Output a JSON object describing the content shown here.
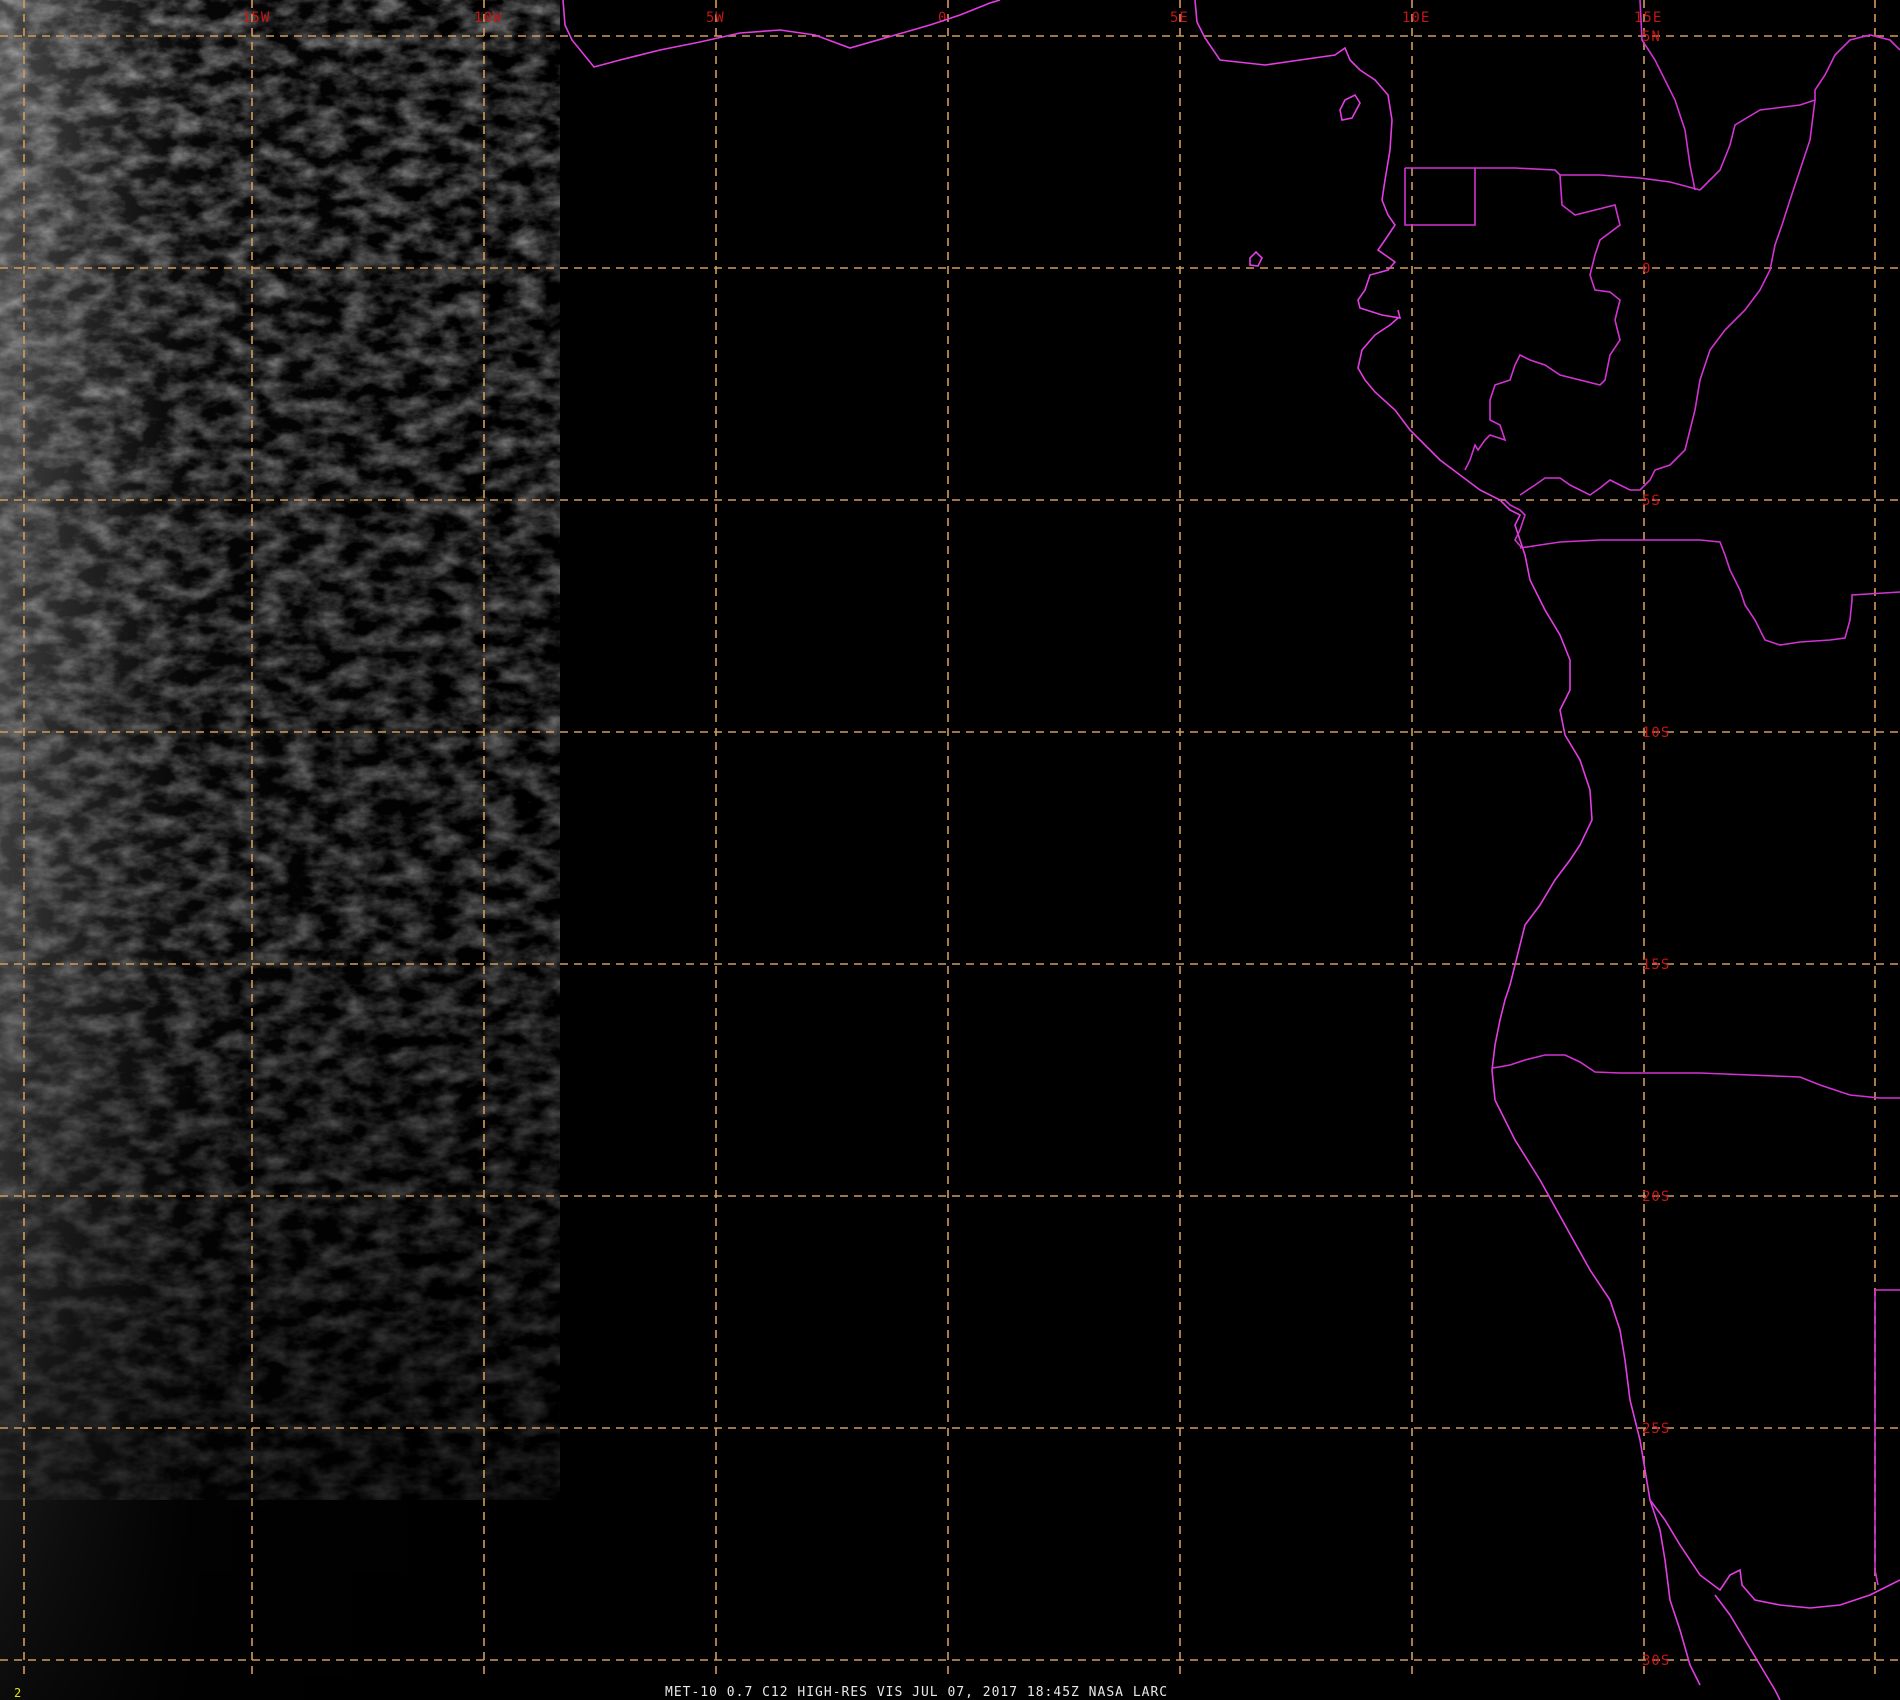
{
  "image": {
    "satellite": "MET-10",
    "channel": "0.7",
    "band": "C12",
    "product": "HIGH-RES VIS",
    "date": "JUL 07, 2017",
    "time": "18:45Z",
    "agency": "NASA LARC",
    "frame_number": "2"
  },
  "footer": {
    "caption": "MET-10 0.7 C12 HIGH-RES VIS   JUL 07, 2017 18:45Z    NASA LARC"
  },
  "grid": {
    "longitudes": [
      {
        "value": -15,
        "label": "15W"
      },
      {
        "value": -10,
        "label": "10W"
      },
      {
        "value": -5,
        "label": "5W"
      },
      {
        "value": 0,
        "label": "0"
      },
      {
        "value": 5,
        "label": "5E"
      },
      {
        "value": 10,
        "label": "10E"
      },
      {
        "value": 15,
        "label": "15E"
      }
    ],
    "latitudes": [
      {
        "value": 5,
        "label": "5N"
      },
      {
        "value": 0,
        "label": "0"
      },
      {
        "value": -5,
        "label": "5S"
      },
      {
        "value": -10,
        "label": "10S"
      },
      {
        "value": -15,
        "label": "15S"
      },
      {
        "value": -20,
        "label": "20S"
      },
      {
        "value": -25,
        "label": "25S"
      },
      {
        "value": -30,
        "label": "30S"
      }
    ]
  },
  "colors": {
    "background": "#000000",
    "gridline": "#d49a5a",
    "grid_label": "#c41616",
    "coastline": "#e23ee2",
    "footer_text": "#e8e8e8",
    "frame_number": "#e6e600",
    "cloud": "#ffffff"
  }
}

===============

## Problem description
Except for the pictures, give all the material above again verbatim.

## Task solution
Output a JSON object describing the content shown here.
{
  "image": {
    "satellite": "MET-10",
    "channel": "0.7",
    "band": "C12",
    "product": "HIGH-RES VIS",
    "date": "JUL 07, 2017",
    "time": "18:45Z",
    "agency": "NASA LARC",
    "frame_number": "2"
  },
  "footer": {
    "caption": "MET-10 0.7 C12 HIGH-RES VIS   JUL 07, 2017 18:45Z    NASA LARC"
  },
  "grid": {
    "longitudes": [
      {
        "value": -15,
        "label": "15W"
      },
      {
        "value": -10,
        "label": "10W"
      },
      {
        "value": -5,
        "label": "5W"
      },
      {
        "value": 0,
        "label": "0"
      },
      {
        "value": 5,
        "label": "5E"
      },
      {
        "value": 10,
        "label": "10E"
      },
      {
        "value": 15,
        "label": "15E"
      }
    ],
    "latitudes": [
      {
        "value": 5,
        "label": "5N"
      },
      {
        "value": 0,
        "label": "0"
      },
      {
        "value": -5,
        "label": "5S"
      },
      {
        "value": -10,
        "label": "10S"
      },
      {
        "value": -15,
        "label": "15S"
      },
      {
        "value": -20,
        "label": "20S"
      },
      {
        "value": -25,
        "label": "25S"
      },
      {
        "value": -30,
        "label": "30S"
      }
    ]
  },
  "colors": {
    "background": "#000000",
    "gridline": "#d49a5a",
    "grid_label": "#c41616",
    "coastline": "#e23ee2",
    "footer_text": "#e8e8e8",
    "frame_number": "#e6e600",
    "cloud": "#ffffff"
  }
}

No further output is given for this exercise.